**WORK ITEM**
Locate the string "unconstrained" in the records below. Copy every line where it occurs.
Start of PROVIDED RECORDS
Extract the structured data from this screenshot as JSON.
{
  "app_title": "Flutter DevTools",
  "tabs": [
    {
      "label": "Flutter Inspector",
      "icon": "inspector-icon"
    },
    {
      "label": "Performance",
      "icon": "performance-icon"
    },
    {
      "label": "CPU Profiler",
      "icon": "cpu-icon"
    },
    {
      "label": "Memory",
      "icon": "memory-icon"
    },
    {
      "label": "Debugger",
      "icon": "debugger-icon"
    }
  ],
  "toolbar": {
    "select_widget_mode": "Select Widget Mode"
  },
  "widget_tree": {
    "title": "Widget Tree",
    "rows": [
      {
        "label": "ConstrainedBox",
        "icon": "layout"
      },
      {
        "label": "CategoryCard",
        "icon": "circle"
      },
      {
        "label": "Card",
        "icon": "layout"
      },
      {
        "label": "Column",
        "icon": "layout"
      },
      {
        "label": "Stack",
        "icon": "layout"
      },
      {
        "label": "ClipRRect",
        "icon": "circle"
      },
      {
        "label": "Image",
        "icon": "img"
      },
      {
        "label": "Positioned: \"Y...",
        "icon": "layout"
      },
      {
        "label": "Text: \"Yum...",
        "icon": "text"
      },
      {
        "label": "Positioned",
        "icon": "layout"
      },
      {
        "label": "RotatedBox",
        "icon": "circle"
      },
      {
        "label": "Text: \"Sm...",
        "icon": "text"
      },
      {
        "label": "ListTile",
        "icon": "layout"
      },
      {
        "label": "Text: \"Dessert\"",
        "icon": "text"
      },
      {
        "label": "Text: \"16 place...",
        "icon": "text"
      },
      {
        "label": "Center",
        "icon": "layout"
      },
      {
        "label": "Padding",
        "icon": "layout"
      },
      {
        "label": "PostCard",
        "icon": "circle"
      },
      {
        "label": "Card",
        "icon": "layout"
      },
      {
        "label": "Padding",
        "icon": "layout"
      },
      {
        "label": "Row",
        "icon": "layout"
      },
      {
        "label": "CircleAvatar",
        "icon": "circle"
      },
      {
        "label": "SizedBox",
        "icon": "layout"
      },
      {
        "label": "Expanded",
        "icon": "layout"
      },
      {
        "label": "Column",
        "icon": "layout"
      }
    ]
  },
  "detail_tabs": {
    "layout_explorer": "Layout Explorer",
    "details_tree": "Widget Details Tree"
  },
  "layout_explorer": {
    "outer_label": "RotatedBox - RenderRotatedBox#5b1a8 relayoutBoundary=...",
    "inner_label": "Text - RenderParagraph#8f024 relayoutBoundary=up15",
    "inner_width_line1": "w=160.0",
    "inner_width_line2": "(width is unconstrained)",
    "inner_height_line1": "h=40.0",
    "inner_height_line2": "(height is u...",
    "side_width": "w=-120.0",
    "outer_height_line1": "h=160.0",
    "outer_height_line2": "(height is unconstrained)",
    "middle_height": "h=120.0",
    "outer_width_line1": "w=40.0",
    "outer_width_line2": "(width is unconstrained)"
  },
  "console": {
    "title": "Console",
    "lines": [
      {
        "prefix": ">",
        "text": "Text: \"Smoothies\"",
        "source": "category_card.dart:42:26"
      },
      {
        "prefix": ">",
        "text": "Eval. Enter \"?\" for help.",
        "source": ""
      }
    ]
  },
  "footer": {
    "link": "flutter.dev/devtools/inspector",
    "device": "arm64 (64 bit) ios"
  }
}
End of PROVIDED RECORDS
**SOLUTION TO THE EXERCISE**
    "inner_width_line2": "(width is unconstrained)",
    "outer_height_line2": "(height is unconstrained)",
    "outer_width_line2": "(width is unconstrained)"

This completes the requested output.